▶ The task: A single number is the answer here: the count of lines in the records below in which the word "topic" appears.
[[ Input data open ]]
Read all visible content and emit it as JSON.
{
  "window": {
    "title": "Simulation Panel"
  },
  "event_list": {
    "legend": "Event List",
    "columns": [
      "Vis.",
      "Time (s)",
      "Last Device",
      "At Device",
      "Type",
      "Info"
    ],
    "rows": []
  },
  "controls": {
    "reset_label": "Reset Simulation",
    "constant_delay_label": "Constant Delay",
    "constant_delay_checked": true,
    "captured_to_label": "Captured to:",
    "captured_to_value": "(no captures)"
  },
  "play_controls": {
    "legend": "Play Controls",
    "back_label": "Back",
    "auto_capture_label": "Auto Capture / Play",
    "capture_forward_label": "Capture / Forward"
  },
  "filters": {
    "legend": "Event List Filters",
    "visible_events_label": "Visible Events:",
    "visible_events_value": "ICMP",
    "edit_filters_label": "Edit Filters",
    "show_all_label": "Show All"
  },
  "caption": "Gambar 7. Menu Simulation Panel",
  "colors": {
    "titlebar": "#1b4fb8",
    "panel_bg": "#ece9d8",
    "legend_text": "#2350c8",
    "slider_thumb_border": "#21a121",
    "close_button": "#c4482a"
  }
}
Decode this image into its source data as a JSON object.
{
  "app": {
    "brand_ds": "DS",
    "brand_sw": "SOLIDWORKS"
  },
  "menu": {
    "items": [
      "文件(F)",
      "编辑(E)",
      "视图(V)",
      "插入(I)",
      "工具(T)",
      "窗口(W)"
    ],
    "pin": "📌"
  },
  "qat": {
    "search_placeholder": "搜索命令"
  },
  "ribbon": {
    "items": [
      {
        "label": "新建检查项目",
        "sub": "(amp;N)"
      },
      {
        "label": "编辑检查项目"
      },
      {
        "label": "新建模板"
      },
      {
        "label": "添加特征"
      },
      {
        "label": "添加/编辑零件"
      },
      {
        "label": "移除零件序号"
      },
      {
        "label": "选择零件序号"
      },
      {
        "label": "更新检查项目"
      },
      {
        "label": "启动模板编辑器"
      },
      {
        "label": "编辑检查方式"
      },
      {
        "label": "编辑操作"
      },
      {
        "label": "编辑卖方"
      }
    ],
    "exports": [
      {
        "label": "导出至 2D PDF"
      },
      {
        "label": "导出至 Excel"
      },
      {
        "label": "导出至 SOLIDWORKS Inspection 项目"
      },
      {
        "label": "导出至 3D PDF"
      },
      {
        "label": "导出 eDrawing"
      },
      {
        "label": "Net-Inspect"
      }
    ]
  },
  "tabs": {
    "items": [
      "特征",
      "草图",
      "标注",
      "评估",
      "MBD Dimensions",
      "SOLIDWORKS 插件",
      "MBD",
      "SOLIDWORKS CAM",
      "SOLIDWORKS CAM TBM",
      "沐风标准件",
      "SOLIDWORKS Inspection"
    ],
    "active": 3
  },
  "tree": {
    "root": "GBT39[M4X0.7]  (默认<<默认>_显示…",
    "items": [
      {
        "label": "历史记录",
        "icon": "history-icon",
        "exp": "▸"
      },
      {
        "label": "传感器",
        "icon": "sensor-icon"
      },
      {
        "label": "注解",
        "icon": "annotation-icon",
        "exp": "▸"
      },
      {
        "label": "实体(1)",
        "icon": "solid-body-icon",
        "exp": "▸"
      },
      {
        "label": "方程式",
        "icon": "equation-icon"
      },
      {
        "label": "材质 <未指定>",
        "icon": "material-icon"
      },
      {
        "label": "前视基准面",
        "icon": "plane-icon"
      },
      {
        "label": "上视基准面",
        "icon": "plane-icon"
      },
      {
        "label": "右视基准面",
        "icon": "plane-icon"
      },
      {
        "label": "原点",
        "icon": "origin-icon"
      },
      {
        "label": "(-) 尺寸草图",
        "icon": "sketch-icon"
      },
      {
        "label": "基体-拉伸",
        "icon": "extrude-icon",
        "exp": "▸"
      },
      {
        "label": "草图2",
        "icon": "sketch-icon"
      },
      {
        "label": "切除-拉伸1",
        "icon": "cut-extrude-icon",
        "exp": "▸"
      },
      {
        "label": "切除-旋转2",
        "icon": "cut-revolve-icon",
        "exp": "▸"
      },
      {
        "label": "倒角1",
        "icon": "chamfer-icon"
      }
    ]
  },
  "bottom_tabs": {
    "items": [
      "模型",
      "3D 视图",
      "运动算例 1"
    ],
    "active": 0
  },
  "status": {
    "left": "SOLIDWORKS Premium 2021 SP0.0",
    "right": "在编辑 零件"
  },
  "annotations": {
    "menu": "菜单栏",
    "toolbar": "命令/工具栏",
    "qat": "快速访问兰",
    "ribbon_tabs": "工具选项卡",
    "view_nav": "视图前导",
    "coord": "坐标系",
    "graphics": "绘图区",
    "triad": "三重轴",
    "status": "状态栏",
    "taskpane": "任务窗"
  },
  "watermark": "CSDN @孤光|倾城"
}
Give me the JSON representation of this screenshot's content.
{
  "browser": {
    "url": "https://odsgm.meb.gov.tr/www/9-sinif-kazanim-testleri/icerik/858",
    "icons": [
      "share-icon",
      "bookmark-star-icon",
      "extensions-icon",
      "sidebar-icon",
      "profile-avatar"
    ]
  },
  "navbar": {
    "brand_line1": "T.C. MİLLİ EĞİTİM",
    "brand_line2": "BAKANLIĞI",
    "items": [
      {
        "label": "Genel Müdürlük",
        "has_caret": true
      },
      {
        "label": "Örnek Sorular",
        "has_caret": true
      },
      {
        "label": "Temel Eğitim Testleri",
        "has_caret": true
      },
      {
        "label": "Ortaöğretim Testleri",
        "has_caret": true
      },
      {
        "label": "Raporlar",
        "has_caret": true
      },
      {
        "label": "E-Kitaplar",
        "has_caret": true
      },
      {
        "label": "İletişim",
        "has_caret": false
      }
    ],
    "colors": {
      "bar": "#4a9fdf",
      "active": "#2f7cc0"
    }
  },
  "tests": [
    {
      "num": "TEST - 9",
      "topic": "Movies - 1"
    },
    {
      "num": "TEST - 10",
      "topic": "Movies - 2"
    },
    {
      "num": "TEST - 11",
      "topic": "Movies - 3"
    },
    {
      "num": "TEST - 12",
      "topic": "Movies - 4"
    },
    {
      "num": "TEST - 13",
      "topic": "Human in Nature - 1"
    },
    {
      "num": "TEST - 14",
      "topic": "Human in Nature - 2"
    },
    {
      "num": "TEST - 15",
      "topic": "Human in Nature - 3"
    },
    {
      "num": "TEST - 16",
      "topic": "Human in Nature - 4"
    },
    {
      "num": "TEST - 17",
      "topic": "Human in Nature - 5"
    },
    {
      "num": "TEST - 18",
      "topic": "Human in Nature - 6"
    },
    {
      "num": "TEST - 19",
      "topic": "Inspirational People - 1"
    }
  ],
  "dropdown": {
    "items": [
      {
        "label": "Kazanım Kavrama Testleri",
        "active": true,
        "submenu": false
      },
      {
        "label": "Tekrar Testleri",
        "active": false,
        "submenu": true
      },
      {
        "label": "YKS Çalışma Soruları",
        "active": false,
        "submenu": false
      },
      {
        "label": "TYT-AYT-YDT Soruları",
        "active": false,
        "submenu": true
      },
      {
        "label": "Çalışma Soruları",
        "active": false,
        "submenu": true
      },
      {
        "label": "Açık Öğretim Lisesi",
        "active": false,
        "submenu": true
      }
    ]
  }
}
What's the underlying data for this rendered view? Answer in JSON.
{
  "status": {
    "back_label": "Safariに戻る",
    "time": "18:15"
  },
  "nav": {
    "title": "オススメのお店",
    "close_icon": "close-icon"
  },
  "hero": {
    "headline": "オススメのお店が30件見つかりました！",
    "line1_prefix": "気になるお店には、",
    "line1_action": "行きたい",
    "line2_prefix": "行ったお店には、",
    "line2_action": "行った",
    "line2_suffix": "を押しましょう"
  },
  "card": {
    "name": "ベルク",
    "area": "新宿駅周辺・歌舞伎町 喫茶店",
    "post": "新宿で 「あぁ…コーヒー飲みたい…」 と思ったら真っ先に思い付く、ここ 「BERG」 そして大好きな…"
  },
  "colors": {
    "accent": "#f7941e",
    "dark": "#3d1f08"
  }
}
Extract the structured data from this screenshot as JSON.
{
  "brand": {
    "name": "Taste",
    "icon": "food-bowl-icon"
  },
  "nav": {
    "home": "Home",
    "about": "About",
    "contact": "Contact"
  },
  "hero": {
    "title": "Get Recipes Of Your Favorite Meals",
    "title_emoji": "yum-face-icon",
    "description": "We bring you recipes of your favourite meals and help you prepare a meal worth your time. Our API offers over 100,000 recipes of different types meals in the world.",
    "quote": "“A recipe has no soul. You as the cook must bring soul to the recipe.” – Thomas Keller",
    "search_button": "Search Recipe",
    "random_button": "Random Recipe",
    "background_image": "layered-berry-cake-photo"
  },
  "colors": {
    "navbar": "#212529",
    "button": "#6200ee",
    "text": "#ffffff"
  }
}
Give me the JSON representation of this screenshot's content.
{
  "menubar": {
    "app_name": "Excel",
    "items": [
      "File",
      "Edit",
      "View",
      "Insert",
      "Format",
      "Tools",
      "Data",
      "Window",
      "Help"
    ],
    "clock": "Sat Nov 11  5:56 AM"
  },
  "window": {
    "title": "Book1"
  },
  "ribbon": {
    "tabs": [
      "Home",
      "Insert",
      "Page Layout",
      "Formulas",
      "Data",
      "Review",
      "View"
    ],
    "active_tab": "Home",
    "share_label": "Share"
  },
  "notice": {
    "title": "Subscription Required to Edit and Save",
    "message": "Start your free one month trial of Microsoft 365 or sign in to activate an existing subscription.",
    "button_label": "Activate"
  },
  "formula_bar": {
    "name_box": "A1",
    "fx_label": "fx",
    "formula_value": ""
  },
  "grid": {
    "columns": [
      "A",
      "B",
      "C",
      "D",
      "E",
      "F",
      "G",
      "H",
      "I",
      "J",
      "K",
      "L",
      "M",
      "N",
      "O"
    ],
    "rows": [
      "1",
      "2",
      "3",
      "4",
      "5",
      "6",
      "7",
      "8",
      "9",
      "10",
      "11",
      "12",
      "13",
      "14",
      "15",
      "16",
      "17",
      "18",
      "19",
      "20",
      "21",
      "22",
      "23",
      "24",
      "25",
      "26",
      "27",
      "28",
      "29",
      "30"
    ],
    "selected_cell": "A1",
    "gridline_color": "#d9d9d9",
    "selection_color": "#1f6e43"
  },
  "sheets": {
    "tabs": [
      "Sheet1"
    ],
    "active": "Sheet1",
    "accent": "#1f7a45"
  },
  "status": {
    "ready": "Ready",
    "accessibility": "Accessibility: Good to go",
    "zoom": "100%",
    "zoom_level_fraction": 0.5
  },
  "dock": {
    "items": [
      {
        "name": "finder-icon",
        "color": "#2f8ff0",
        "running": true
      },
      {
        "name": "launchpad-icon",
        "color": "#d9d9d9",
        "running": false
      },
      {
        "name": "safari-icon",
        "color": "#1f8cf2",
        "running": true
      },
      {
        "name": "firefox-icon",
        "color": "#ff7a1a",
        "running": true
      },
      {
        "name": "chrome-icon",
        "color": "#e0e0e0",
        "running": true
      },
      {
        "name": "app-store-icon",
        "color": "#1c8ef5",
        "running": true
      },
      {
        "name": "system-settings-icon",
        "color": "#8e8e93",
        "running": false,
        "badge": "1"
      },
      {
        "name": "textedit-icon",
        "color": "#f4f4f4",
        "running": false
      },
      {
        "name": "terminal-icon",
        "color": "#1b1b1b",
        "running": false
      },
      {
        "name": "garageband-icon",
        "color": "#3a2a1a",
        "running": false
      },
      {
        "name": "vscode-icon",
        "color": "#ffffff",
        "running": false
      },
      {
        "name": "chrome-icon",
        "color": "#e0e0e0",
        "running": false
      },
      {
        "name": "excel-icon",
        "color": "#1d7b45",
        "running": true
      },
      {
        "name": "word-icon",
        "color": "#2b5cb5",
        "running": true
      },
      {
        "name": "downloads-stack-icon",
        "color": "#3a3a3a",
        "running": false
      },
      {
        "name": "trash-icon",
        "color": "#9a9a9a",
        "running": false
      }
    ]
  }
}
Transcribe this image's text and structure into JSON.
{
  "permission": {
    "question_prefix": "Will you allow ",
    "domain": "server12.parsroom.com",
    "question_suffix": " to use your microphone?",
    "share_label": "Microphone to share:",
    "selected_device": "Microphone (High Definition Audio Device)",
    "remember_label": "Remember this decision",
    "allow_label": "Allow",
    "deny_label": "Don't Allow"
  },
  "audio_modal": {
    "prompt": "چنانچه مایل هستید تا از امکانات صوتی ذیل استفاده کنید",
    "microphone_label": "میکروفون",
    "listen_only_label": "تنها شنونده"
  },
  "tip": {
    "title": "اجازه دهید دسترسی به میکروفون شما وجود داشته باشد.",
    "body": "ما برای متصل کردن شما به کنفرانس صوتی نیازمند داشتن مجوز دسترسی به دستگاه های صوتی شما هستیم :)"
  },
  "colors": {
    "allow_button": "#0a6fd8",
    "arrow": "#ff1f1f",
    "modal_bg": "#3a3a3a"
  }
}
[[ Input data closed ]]
▶ Output for this task: 11